|US20120025478 *||Oct 11, 2011||Feb 2, 2012||Scott Van Horne||Hockey skate|
|US20140167392 *||Jun 11, 2013||Jun 19, 2014||Tyler G. Kloster||Touring snowboard boot binding with adjustable leverage devices|
|EP1671683A1 *||Nov 18, 2005||Jun 21, 2006||Salomon S.A.||Device to support a shoe on a sport equipment|
|WO2011044067A1||Oct 5, 2010||Apr 14, 2011||Jacob Bender||Foot binding devices|
|U.S. Classification||36/89, 36/117.7, 36/117.6, 36/117.8, 36/115|
|International Classification||A43B5/00, A63C10/06, A63C10/04, A43B23/16, A43B5/04, A43B7/20|
|Cooperative Classification||A63C10/04, A43B7/20, A43B5/0496, A43B5/0482, A43B5/0401, A63C10/06, A43B23/16, A43B5/049|
|European Classification||A43B5/04E40, A63C10/06, A43B5/04F20, A43B5/04A, A43B7/20, A43B23/16|
|May 19, 2004||REMI||Maintenance fee reminder mailed|
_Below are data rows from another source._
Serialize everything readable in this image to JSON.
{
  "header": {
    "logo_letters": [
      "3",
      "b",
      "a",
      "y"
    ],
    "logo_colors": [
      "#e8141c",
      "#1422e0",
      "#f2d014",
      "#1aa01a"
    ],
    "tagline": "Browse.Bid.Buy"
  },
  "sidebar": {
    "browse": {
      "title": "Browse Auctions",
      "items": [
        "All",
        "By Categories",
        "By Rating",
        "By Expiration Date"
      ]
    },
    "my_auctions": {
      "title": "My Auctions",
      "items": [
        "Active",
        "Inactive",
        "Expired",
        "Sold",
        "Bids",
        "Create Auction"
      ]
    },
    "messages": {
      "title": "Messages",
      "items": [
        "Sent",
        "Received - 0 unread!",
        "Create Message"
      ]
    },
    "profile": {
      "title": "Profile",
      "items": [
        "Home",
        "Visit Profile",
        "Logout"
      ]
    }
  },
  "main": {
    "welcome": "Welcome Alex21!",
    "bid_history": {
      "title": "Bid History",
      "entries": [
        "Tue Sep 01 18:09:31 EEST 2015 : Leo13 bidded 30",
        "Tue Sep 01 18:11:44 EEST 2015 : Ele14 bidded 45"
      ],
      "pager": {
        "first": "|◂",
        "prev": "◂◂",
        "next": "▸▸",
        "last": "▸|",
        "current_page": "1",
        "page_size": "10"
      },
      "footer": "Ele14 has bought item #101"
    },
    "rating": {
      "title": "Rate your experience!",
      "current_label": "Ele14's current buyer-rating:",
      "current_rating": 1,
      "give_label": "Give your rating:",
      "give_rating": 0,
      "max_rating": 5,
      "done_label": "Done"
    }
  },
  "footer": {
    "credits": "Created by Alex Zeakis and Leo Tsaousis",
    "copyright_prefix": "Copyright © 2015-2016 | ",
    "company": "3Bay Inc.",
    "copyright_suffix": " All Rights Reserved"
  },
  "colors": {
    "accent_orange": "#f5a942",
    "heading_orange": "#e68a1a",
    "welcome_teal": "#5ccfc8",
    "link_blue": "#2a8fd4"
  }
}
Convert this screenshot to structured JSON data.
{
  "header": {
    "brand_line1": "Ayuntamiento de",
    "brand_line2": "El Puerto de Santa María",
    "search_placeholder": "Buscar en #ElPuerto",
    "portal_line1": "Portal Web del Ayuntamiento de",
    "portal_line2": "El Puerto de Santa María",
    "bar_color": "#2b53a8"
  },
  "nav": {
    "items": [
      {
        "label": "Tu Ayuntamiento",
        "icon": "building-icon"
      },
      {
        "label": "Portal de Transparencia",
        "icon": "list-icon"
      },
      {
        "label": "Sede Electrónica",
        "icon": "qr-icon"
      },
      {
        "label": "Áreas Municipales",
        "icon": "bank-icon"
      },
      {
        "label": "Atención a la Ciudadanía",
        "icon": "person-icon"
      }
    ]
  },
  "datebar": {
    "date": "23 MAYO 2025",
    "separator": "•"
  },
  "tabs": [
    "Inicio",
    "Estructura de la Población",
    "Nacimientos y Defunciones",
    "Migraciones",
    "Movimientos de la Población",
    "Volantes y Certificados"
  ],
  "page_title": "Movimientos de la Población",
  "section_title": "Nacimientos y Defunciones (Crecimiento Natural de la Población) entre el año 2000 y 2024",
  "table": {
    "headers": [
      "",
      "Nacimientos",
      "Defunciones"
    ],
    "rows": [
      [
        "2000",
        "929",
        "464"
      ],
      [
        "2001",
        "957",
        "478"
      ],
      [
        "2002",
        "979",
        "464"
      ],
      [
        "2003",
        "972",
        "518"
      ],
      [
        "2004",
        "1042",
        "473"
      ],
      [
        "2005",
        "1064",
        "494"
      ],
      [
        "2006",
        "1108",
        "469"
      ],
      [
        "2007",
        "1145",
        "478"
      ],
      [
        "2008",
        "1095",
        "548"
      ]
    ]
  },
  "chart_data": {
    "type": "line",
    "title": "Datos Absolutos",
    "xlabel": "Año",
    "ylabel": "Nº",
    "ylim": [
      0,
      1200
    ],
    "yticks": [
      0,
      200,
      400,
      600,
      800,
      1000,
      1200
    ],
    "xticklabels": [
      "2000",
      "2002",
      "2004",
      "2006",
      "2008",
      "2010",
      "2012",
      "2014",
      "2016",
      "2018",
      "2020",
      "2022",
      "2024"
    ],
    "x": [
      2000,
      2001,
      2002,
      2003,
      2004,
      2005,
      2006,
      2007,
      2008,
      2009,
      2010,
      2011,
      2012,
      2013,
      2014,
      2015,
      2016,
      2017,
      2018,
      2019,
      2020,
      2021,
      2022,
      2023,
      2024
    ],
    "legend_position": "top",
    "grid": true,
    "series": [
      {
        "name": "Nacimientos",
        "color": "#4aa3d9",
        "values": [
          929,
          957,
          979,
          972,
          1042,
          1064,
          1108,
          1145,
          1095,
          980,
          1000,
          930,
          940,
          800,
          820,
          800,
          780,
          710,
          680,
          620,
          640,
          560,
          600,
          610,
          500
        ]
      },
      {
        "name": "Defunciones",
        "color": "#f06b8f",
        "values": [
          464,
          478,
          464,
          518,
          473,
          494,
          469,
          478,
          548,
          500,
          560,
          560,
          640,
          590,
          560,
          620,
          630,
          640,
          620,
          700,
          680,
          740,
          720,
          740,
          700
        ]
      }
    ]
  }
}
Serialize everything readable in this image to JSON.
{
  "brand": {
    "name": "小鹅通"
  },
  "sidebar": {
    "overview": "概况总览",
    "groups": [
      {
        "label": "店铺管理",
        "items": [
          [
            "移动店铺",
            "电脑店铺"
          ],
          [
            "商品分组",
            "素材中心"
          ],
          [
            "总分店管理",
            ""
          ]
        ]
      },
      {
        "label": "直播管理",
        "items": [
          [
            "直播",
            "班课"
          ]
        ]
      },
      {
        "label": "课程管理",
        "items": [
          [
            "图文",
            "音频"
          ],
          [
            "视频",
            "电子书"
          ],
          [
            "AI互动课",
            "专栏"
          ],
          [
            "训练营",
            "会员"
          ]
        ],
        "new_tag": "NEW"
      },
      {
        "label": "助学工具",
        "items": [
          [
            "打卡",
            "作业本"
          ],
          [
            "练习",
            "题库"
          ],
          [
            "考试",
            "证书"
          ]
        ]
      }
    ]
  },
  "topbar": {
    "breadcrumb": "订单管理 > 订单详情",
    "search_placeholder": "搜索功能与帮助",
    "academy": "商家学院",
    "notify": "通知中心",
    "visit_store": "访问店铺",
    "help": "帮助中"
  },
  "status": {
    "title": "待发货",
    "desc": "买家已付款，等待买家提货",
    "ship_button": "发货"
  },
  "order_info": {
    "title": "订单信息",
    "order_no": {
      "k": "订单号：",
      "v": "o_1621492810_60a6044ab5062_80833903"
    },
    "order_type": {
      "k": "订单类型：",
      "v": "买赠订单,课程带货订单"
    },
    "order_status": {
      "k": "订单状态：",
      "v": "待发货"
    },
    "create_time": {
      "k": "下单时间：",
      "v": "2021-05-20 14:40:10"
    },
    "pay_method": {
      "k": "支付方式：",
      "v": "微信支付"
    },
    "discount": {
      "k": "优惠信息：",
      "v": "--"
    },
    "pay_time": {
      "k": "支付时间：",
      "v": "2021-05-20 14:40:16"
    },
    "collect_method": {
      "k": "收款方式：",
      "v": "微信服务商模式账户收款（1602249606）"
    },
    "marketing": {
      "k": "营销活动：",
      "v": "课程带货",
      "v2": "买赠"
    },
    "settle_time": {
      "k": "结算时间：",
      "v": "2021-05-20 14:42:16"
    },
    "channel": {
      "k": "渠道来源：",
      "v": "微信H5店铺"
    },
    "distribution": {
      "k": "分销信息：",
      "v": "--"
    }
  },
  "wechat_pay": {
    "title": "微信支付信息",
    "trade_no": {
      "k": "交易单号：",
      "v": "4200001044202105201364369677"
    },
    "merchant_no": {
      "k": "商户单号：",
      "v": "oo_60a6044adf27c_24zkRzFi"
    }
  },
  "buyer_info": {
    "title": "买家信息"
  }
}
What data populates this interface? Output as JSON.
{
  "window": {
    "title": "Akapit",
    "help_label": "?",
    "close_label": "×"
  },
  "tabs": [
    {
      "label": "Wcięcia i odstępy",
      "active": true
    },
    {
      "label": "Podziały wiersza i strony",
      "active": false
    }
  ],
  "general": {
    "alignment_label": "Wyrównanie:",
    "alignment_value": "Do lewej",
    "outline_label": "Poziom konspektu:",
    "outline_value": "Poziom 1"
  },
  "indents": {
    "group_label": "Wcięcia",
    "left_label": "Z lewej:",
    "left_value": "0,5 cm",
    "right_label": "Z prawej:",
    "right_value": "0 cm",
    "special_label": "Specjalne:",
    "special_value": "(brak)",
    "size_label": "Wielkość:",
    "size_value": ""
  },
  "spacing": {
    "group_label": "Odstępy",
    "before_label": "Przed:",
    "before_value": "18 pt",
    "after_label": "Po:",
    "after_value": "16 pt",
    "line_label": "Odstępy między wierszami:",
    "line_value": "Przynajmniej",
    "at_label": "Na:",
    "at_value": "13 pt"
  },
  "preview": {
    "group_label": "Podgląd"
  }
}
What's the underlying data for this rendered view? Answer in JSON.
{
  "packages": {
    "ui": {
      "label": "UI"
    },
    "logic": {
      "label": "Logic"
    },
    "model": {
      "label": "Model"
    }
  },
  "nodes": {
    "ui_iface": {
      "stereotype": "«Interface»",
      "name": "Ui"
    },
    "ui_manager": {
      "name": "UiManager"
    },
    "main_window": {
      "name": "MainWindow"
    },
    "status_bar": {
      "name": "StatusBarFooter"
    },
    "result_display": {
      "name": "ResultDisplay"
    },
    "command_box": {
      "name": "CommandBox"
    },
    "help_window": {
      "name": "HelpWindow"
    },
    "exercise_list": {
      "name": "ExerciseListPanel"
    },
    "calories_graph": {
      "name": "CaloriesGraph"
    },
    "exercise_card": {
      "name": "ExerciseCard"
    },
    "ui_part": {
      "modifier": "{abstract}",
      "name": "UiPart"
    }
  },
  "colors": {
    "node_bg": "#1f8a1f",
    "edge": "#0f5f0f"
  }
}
|Nov 1, 2004||LAPS||Lapse for failure to pay maintenance fees|
|Dec 28, 2004||FP||Expired due to failure to pay maintenance fee|
Effective date: 20041031